Travis County Commissioners Court declared drug overdoses a public health crisis May 24 following a report that showed drug toxicity was the No. 1 cause of accidental death in Travis County in 2021.

The declaration was accompanied by $350,000 in funding for overdose reversal and addiction treatment medication as well as other public health initiatives to address the crisis.

“It is clear opioid deaths are a hair on fire problem in our community,” Commissioner Brigid Shea said.

On May 11, the Travis County Medical Examiner’s Office released a report showing 308 people died from overdosing in Travis County in 2021, up more than 50 deaths from 2020. Of those deaths, 118 were related to fentanyl, a 237% increase from 2020 to 2021.

The report shows more people died from drug toxicity than from falls, car crashes or homicides.

Travis County Judge Andy Brown and other county representatives have been working with the Texas Harm Reduction Alliance in the past weeks to draft the policy following a town hall the organization held to bring awareness to the need for action around the crisis.

The Texas Harm Reduction Alliance and other advocacy groups have been lobbying the commissioners for both the public health declaration and funds to increasing naloxone—often referred to by the brand name Narcan, which can be used to save individuals who are overdosing—and methadone—a drug used to treat opioid addiction—access.

THRA is a nonprofit organization that advocates for harm reduction care.

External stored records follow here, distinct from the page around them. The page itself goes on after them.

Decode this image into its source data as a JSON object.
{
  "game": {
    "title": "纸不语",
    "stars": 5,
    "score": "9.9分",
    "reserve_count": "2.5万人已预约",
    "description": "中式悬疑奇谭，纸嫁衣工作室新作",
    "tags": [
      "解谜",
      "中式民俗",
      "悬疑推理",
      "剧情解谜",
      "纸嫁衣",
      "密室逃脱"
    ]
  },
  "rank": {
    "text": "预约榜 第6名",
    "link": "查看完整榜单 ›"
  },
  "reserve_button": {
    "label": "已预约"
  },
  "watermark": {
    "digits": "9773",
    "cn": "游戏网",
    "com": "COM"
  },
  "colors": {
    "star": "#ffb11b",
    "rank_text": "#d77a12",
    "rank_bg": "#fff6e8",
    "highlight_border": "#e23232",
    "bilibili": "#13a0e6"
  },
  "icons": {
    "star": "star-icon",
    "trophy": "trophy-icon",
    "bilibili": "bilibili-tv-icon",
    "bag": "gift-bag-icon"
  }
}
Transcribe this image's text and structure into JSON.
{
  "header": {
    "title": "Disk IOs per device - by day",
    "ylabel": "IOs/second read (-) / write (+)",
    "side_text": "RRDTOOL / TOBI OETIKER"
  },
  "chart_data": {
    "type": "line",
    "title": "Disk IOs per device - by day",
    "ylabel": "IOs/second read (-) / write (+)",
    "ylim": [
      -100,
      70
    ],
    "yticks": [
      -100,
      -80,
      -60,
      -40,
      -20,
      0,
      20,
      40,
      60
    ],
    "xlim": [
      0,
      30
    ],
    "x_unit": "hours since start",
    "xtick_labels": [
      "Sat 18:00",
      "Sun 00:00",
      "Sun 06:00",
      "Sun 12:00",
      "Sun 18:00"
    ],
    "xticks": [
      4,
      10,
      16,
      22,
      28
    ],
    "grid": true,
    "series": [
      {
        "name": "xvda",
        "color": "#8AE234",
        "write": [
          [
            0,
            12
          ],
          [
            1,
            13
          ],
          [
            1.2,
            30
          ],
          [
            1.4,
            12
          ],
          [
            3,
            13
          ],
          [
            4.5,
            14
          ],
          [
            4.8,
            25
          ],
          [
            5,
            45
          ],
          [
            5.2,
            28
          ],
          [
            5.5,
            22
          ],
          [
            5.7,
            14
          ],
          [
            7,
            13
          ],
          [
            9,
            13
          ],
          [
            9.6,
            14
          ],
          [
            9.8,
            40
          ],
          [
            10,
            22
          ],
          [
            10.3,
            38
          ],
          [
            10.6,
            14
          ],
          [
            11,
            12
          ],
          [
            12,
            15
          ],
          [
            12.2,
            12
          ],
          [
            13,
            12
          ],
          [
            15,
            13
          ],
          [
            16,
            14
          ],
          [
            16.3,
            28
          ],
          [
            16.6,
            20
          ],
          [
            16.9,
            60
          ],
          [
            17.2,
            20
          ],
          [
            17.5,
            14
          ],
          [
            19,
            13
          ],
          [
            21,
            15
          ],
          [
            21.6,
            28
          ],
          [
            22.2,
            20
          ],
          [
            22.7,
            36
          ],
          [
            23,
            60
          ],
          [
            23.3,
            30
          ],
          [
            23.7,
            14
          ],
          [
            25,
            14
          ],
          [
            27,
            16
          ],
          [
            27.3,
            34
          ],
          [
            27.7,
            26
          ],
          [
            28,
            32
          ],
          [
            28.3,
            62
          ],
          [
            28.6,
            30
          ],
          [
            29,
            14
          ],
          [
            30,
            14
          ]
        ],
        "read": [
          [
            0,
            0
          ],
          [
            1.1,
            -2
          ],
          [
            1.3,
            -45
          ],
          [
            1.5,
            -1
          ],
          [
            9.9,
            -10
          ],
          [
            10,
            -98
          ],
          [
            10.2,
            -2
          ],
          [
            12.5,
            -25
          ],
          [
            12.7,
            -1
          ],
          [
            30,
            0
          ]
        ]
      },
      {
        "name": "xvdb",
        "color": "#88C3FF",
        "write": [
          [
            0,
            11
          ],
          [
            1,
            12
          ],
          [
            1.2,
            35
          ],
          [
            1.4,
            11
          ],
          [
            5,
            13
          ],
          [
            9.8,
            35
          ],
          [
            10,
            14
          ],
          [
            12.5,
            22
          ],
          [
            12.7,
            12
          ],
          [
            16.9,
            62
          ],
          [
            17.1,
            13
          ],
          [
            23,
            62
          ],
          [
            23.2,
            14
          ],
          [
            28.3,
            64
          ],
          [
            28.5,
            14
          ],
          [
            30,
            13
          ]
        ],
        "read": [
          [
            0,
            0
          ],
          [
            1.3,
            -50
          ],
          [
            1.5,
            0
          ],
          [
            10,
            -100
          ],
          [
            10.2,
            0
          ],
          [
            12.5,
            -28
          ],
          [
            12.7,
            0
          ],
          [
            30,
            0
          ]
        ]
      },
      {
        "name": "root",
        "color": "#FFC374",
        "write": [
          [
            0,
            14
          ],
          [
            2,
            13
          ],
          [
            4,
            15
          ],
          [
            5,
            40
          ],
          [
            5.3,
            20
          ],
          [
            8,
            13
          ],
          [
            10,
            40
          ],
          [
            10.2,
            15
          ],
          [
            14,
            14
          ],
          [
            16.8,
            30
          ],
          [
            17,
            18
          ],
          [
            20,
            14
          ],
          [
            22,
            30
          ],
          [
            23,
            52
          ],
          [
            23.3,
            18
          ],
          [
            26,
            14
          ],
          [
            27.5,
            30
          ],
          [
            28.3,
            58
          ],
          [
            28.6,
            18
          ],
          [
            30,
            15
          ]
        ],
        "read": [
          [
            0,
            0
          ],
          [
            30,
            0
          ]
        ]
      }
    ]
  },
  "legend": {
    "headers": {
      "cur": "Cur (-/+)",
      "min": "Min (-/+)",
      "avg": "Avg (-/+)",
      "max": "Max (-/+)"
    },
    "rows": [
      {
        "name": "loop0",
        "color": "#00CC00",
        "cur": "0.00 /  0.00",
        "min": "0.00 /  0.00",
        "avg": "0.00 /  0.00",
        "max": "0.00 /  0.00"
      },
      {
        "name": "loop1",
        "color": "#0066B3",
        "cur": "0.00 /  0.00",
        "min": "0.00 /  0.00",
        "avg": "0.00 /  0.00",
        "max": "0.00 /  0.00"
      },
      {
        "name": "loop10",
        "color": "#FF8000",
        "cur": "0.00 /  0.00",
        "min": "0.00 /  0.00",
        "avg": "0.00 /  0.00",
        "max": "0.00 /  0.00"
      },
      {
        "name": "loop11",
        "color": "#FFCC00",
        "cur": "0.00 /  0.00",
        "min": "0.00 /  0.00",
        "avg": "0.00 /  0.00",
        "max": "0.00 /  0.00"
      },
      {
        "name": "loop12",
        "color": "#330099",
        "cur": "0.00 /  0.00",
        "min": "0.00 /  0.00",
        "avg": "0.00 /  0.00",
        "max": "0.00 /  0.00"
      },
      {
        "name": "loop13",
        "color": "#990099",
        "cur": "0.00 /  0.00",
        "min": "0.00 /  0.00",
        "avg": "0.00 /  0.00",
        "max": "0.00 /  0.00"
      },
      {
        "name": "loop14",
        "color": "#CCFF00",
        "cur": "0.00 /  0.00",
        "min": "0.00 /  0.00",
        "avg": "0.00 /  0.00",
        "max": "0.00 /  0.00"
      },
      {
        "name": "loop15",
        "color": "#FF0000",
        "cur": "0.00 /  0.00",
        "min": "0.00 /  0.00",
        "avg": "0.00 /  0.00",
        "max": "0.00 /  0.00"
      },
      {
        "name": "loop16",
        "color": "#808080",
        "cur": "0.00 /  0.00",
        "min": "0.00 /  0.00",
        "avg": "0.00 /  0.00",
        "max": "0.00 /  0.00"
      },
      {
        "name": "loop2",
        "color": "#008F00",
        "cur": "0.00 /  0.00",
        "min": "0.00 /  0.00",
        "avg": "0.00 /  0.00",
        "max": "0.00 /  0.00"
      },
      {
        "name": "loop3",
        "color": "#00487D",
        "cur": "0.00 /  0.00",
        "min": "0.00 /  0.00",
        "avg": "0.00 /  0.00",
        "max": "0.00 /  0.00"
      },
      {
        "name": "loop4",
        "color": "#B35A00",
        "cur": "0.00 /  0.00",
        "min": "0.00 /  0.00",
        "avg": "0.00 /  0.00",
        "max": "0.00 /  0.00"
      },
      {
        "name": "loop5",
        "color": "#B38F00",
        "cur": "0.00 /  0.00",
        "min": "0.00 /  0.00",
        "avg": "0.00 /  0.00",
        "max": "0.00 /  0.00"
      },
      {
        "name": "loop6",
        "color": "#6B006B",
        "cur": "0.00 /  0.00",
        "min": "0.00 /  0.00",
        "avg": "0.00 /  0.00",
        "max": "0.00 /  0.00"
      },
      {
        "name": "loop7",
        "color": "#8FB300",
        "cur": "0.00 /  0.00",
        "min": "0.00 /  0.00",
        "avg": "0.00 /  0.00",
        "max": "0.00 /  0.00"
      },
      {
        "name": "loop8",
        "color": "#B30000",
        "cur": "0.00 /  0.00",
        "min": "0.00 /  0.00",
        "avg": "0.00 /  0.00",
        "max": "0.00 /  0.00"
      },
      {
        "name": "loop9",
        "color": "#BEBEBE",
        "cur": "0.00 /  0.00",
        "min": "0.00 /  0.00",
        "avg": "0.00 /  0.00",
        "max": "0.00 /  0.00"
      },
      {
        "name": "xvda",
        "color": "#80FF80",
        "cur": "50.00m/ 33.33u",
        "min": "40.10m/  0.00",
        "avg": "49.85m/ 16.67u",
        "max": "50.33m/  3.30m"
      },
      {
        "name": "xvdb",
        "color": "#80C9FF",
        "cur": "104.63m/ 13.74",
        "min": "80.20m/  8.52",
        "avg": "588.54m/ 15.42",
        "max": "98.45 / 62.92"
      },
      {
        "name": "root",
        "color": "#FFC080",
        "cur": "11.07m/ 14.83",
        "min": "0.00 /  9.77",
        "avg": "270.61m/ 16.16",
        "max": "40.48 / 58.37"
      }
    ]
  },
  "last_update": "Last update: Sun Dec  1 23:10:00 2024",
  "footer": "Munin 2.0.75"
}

Harm reduction practices include destigmatizing drug use to ensure equitable care for individuals, providing resources such as clean needles and overdose prevention medicine, medical supplies such as wound care, education and other evidence-based care for individuals who use drugs.

During the public comment period, several local advocates from other organizations, such as as the Other Ones, a nonprofit that addresses homelessness in the Austin area, and the Sunrise Homeless Navigation Center—addressed the court to ask that the funding for those medicines be provided to community organizations instead of the county’s health organizations.

Travis County Judge Andy Brown said it was not his intention for the funding to be directed to Integral Care, the mental health arm of Central Health, the County’s health district.

“This is a time when we need to act immediately, if not yesterday. ... I support giving this money to the Texas Harm Reduction Alliance,” Commissioner Ann Howard said.

Howard also advocated for the money to be distributed to other organizations, including the Sunrise Homeless Navigation Center, as well.

Pilar Sanchez, county executive of health and human services, cautioned that there are legal restraints around how the money can be distributed.

“It’s going to be slower than you want, but I recognize that this is a crisis, and we will work quickly,” Sanchez said.

The resolution also requires county staff to present information to the commissioners once a month on the topic and to hold regular meetings with the community to hear concerns.

“We are talking about a paradigm shift. We talk about our numbers growing, but we need to understand from the community, like we did during the pandemic, where we need those resources,” Commissioner Jeff Travillion said.

Brown said the county intends to offset the cost using funds received from lawsuits against opioid manufacturers.